Start of Block
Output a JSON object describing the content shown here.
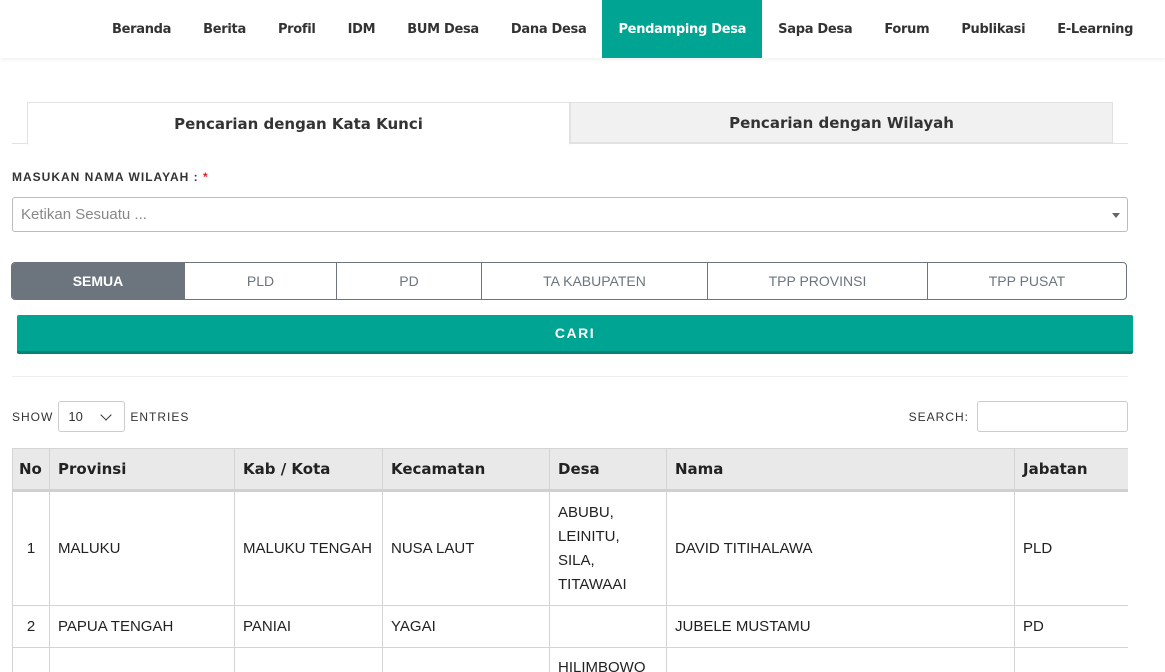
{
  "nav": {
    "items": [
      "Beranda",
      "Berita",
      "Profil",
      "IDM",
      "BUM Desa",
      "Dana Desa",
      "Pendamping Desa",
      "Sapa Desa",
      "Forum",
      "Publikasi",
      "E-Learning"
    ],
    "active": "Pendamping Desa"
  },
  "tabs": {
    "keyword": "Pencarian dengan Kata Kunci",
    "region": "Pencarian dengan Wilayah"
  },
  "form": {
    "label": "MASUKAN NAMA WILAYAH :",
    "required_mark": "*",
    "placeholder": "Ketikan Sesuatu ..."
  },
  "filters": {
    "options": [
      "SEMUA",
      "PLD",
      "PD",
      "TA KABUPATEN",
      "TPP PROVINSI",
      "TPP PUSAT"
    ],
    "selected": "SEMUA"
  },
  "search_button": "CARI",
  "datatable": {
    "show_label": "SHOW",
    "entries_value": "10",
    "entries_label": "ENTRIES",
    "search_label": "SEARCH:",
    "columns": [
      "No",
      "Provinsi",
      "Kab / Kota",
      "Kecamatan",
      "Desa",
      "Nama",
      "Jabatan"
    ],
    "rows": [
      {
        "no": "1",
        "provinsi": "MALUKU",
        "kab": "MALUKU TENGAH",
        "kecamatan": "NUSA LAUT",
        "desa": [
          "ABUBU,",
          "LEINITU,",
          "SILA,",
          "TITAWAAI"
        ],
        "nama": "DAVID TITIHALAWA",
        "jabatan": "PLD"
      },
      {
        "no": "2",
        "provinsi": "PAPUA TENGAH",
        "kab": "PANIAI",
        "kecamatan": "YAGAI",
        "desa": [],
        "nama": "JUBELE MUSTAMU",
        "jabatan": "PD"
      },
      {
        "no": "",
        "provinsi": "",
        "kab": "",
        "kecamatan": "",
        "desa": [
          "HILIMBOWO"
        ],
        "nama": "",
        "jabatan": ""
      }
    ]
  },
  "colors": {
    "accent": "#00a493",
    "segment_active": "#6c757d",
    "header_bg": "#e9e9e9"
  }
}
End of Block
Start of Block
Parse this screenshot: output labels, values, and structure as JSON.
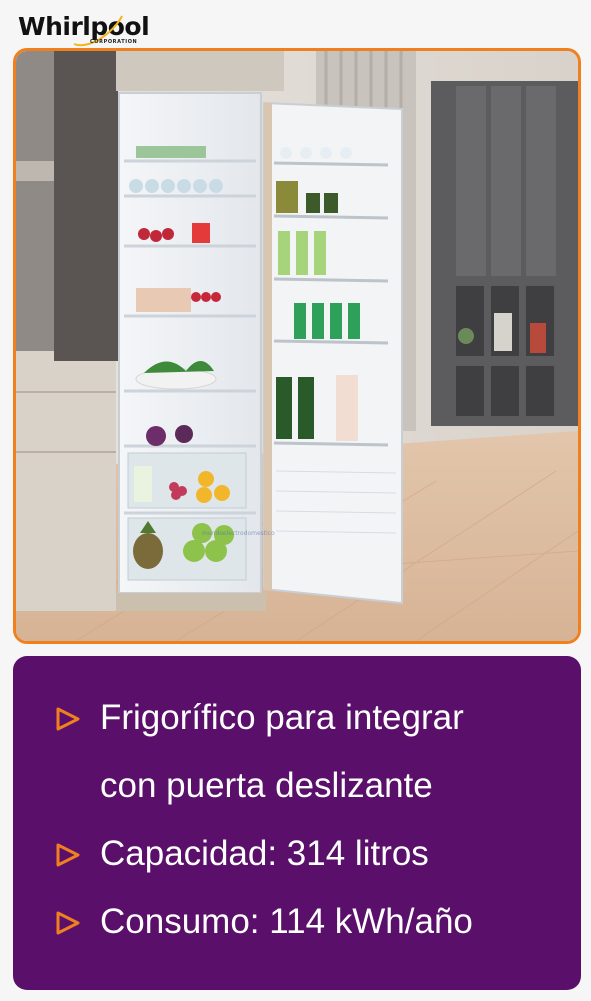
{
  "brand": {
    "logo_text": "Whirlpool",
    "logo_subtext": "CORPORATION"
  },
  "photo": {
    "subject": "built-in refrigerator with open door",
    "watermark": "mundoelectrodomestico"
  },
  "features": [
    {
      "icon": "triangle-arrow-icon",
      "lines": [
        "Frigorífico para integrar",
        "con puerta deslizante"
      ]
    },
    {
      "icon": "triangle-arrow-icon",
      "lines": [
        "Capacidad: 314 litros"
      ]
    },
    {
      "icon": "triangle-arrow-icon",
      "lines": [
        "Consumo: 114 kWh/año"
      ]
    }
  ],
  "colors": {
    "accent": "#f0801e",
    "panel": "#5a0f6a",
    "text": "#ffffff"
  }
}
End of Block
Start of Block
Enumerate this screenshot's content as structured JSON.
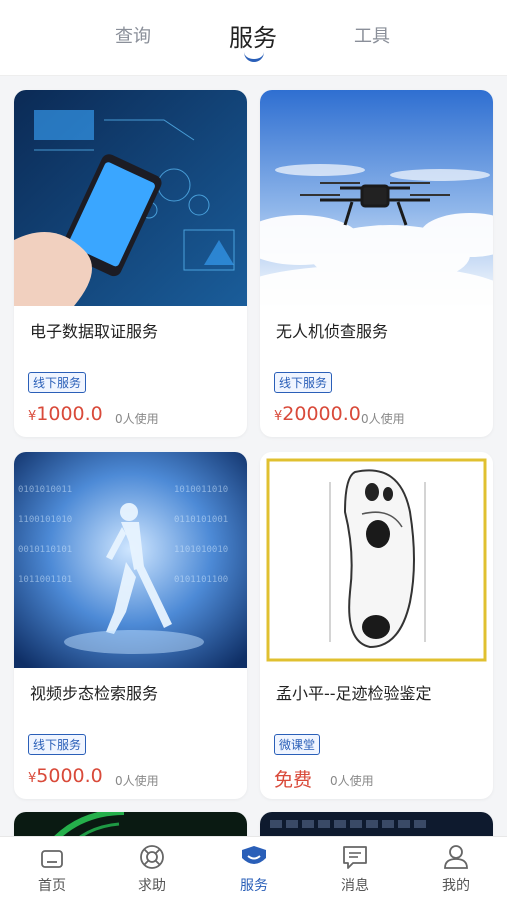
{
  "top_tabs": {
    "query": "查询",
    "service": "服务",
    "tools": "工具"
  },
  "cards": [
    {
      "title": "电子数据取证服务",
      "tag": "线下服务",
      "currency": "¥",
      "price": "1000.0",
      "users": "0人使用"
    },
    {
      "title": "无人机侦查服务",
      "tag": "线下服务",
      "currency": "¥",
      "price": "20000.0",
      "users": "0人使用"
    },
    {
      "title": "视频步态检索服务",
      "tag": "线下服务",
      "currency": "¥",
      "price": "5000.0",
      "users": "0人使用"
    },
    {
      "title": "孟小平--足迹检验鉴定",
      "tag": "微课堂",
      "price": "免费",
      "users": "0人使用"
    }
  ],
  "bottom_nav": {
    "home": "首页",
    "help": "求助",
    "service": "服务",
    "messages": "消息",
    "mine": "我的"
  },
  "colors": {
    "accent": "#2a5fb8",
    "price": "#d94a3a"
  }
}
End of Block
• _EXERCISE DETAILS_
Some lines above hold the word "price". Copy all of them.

• _REPLY_
      "price": "1000.0",
      "price": "20000.0",
      "price": "5000.0",
      "price": "免费",
    "price": "#d94a3a"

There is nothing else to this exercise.